The Netherlands derives its name from 'the United Provinces of the Netherlands', which were established in the 16th Century. Over the centuries, the economic heartland has been in the provinces of North and South Holland for this reason 'Holland' is often used as a synonym for 'Netherlands'. The word 'Dutch', which is related to the German word 'Deutsch', comes from the old word 'diet' which means 'people' or 'nation'.

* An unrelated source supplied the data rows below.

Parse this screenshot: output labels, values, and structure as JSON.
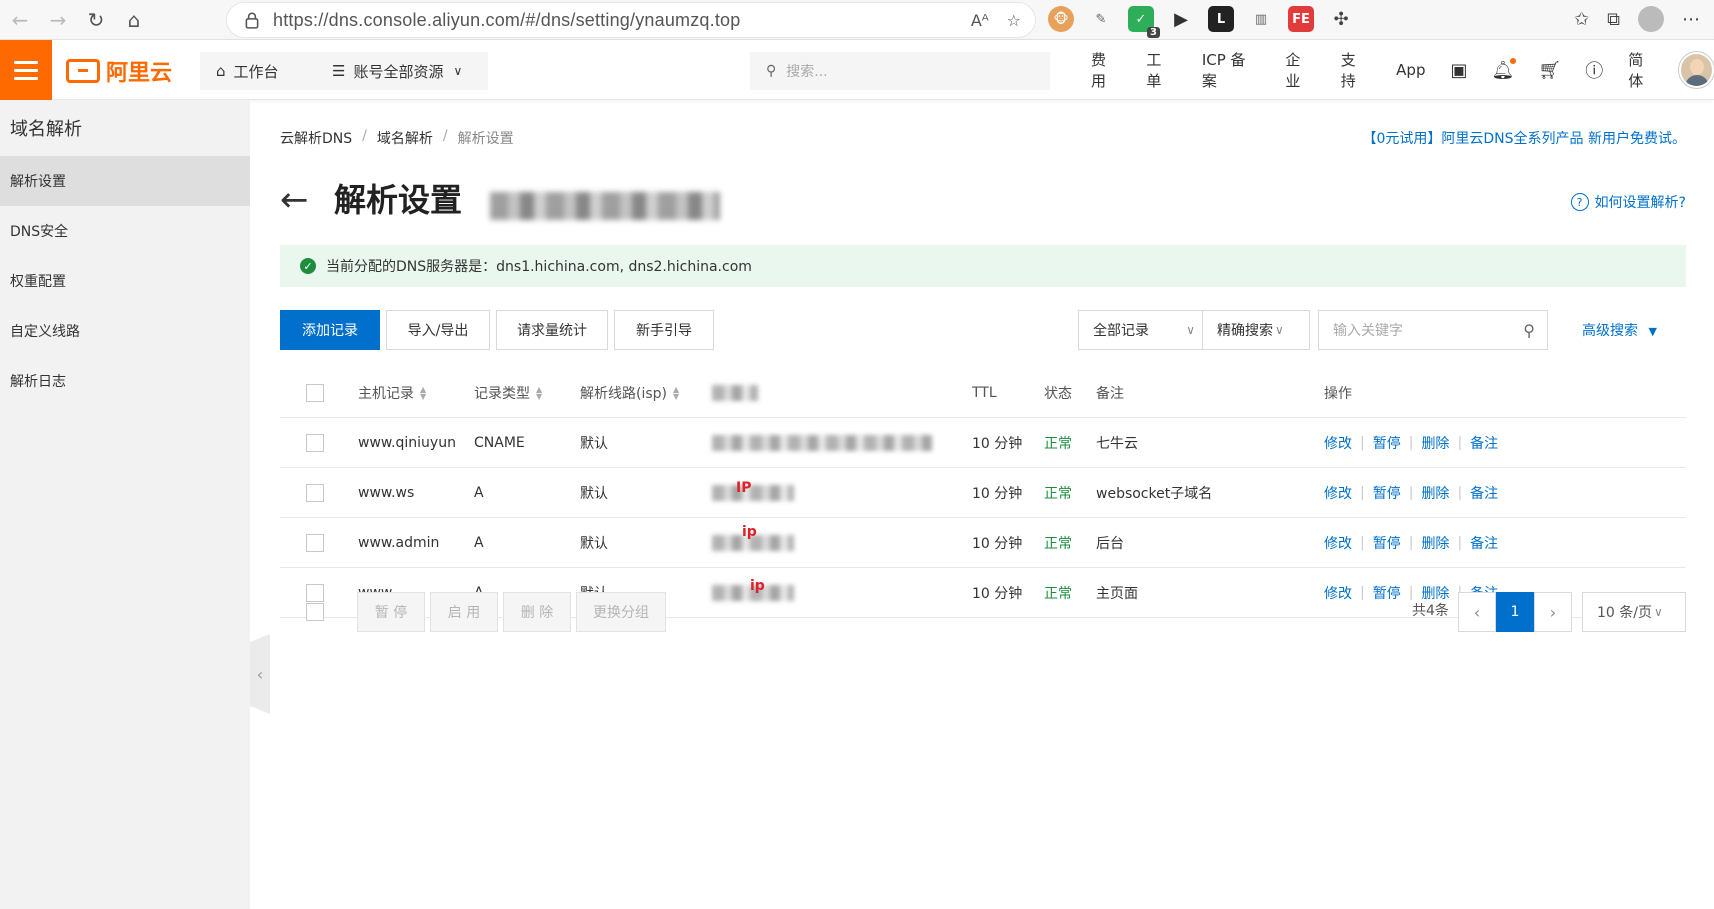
{
  "browser": {
    "url": "https://dns.console.aliyun.com/#/dns/setting/ynaumzq.top",
    "ext_badge": "3"
  },
  "header": {
    "logo_text": "阿里云",
    "workbench": "工作台",
    "resources": "账号全部资源",
    "search_placeholder": "搜索...",
    "nav": [
      "费用",
      "工单",
      "ICP 备案",
      "企业",
      "支持",
      "App"
    ],
    "lang": "简体",
    "accent": "#ff6a00"
  },
  "sidebar": {
    "title": "域名解析",
    "items": [
      "解析设置",
      "DNS安全",
      "权重配置",
      "自定义线路",
      "解析日志"
    ]
  },
  "breadcrumb": [
    "云解析DNS",
    "域名解析",
    "解析设置"
  ],
  "promo": "【0元试用】阿里云DNS全系列产品 新用户免费试。",
  "page_title": "解析设置",
  "help_link": "如何设置解析?",
  "notice": "当前分配的DNS服务器是：dns1.hichina.com, dns2.hichina.com",
  "toolbar": {
    "add": "添加记录",
    "import_export": "导入/导出",
    "stats": "请求量统计",
    "guide": "新手引导",
    "filter": "全部记录",
    "search_mode": "精确搜索",
    "keyword_placeholder": "输入关键字",
    "advanced": "高级搜索"
  },
  "table": {
    "columns": [
      "主机记录",
      "记录类型",
      "解析线路(isp)",
      "TTL",
      "状态",
      "备注",
      "操作"
    ],
    "rows": [
      {
        "host": "www.qiniuyun",
        "type": "CNAME",
        "line": "默认",
        "value_mark": "",
        "ttl": "10 分钟",
        "status": "正常",
        "note": "七牛云"
      },
      {
        "host": "www.ws",
        "type": "A",
        "line": "默认",
        "value_mark": "IP",
        "ttl": "10 分钟",
        "status": "正常",
        "note": "websocket子域名"
      },
      {
        "host": "www.admin",
        "type": "A",
        "line": "默认",
        "value_mark": "ip",
        "ttl": "10 分钟",
        "status": "正常",
        "note": "后台"
      },
      {
        "host": "www",
        "type": "A",
        "line": "默认",
        "value_mark": "ip",
        "ttl": "10 分钟",
        "status": "正常",
        "note": "主页面"
      }
    ],
    "actions": [
      "修改",
      "暂停",
      "删除",
      "备注"
    ]
  },
  "footer": {
    "bulk": [
      "暂 停",
      "启 用",
      "删 除",
      "更换分组"
    ],
    "total": "共4条",
    "page": "1",
    "page_size": "10 条/页"
  }
}
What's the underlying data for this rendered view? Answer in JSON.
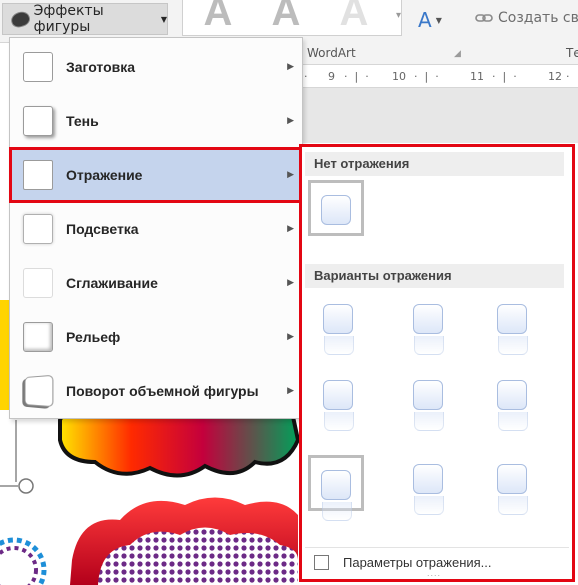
{
  "ribbon": {
    "effects_button_label": "Эффекты фигуры",
    "wordart_group_label": "WordArt",
    "text_group_label": "Текст",
    "create_link_label": "Создать свя",
    "wordart_glyph": "A",
    "text_color_glyph": "A"
  },
  "ruler": {
    "ticks": [
      "9",
      "10",
      "11",
      "12"
    ]
  },
  "menu": {
    "items": [
      {
        "label": "Заготовка",
        "icon": "preset-effect-icon"
      },
      {
        "label": "Тень",
        "icon": "shadow-effect-icon"
      },
      {
        "label": "Отражение",
        "icon": "reflection-effect-icon",
        "active": true
      },
      {
        "label": "Подсветка",
        "icon": "glow-effect-icon"
      },
      {
        "label": "Сглаживание",
        "icon": "soft-edges-effect-icon"
      },
      {
        "label": "Рельеф",
        "icon": "bevel-effect-icon"
      },
      {
        "label": "Поворот объемной фигуры",
        "icon": "3d-rotation-effect-icon"
      }
    ]
  },
  "submenu": {
    "no_reflection_header": "Нет отражения",
    "variants_header": "Варианты отражения",
    "options_link": "Параметры отражения...",
    "grip": "....",
    "selected_variant_row": 3,
    "selected_variant_col": 1
  },
  "colors": {
    "highlight": "#c5d4ed",
    "annotation_red": "#e30613",
    "accent_blue": "#3a78c9"
  }
}
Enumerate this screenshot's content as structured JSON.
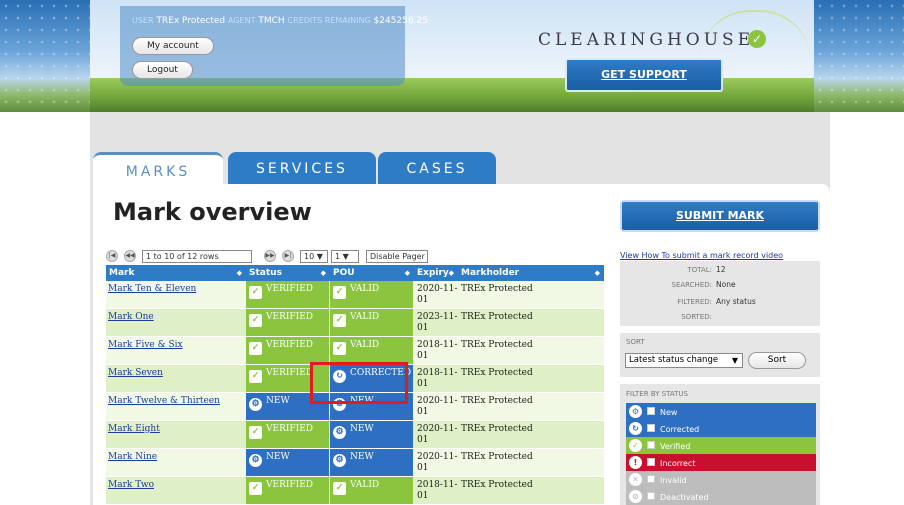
{
  "header": {
    "user_label": "USER",
    "user_value": "TREx Protected",
    "agent_label": "AGENT",
    "agent_value": "TMCH",
    "credits_label": "CREDITS REMAINING",
    "credits_value": "$245256.25",
    "my_account": "My account",
    "logout": "Logout",
    "logo": "CLEARINGHOUSE",
    "support": "GET SUPPORT"
  },
  "tabs": [
    "MARKS",
    "SERVICES",
    "CASES"
  ],
  "page_title": "Mark overview",
  "pager": {
    "rows_info": "1 to 10 of 12 rows",
    "page_size": "10",
    "page": "1",
    "disable": "Disable Pager"
  },
  "table": {
    "headers": [
      "Mark",
      "Status",
      "POU",
      "Expiry",
      "Markholder"
    ],
    "rows": [
      {
        "mark": "Mark Ten & Eleven",
        "status": "VERIFIED",
        "pou": "VALID",
        "expiry_1": "2020-11-",
        "expiry_2": "01",
        "holder": "TREx Protected"
      },
      {
        "mark": "Mark One",
        "status": "VERIFIED",
        "pou": "VALID",
        "expiry_1": "2023-11-",
        "expiry_2": "01",
        "holder": "TREx Protected"
      },
      {
        "mark": "Mark Five & Six",
        "status": "VERIFIED",
        "pou": "VALID",
        "expiry_1": "2018-11-",
        "expiry_2": "01",
        "holder": "TREx Protected"
      },
      {
        "mark": "Mark Seven",
        "status": "VERIFIED",
        "pou": "CORRECTED",
        "expiry_1": "2018-11-",
        "expiry_2": "01",
        "holder": "TREx Protected"
      },
      {
        "mark": "Mark Twelve & Thirteen",
        "status": "NEW",
        "pou": "NEW",
        "expiry_1": "2020-11-",
        "expiry_2": "01",
        "holder": "TREx Protected"
      },
      {
        "mark": "Mark Eight",
        "status": "VERIFIED",
        "pou": "NEW",
        "expiry_1": "2020-11-",
        "expiry_2": "01",
        "holder": "TREx Protected"
      },
      {
        "mark": "Mark Nine",
        "status": "NEW",
        "pou": "NEW",
        "expiry_1": "2020-11-",
        "expiry_2": "01",
        "holder": "TREx Protected"
      },
      {
        "mark": "Mark Two",
        "status": "VERIFIED",
        "pou": "VALID",
        "expiry_1": "2018-11-",
        "expiry_2": "01",
        "holder": "TREx Protected"
      }
    ]
  },
  "sidebar": {
    "submit": "SUBMIT MARK",
    "video_link": "View How To submit a mark record video",
    "stats": [
      {
        "k": "TOTAL:",
        "v": "12"
      },
      {
        "k": "SEARCHED:",
        "v": "None"
      },
      {
        "k": "FILTERED:",
        "v": "Any status"
      },
      {
        "k": "SORTED:",
        "v": ""
      }
    ],
    "sort_label": "SORT",
    "sort_value": "Latest status change",
    "sort_button": "Sort",
    "filter_label": "FILTER BY STATUS",
    "filters": [
      {
        "label": "New",
        "color": "#2f6fc2"
      },
      {
        "label": "Corrected",
        "color": "#2f6fc2"
      },
      {
        "label": "Verified",
        "color": "#8bc53f"
      },
      {
        "label": "Incorrect",
        "color": "#c8102e"
      },
      {
        "label": "Invalid",
        "color": "#bdbdbd"
      },
      {
        "label": "Deactivated",
        "color": "#bdbdbd"
      }
    ]
  },
  "colors": {
    "accent": "#2f7cc6",
    "verified": "#8bc53f",
    "highlight": "#e21b1b"
  }
}
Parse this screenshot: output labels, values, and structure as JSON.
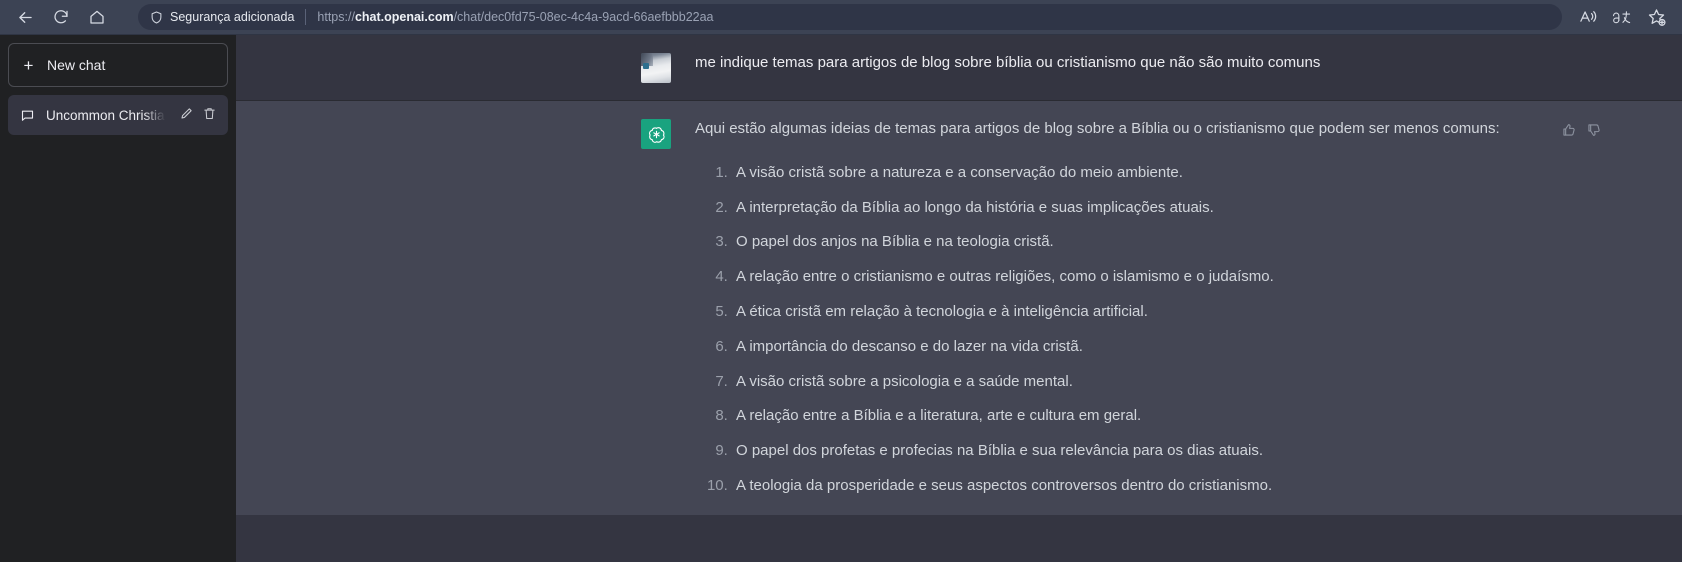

The Netherlands always has been subject to foreign rulers: Romans, Franks, Burgundians and Spanish. In the 16th Century, William of Orange led the United Provinces in a revolt against their Spanish rulers. After the so-called '80 Year War', the country became independent in 1648. In the 17th Century the Netherlands was the leading maritime nation in the world. This 'Golden Century', as it is known in Dutch history, was a period not only of great prosperity, but also of great artistic and intellectual achievement, especially in the areas of painting, philosophy, architecture and natural sciences.
With the power of France and England growing, the Netherlands experienced a period of stagnation in the 18th Century, at the end of which France's Napoleon Bonaparte took over the rule of the United Provinces. After Napoleon was defeated, the Kingdom of the Netherlands was established and the House of Orange was instated to the monarchy.
Through out the 19th Century, the industrial revolution led to a rapidly expanding economy, which continued into the 20th Century. Originally the leading sectors were trade and shipping, agricultural industry, coal and chemicals later, the electronics industry was added to this. After World Wars I and II, economic development became more several and quick. In addition to the sectors mentioned, activities in areas of construction, oil refineries and metal processing grew strongly.
Situated in North West Europe,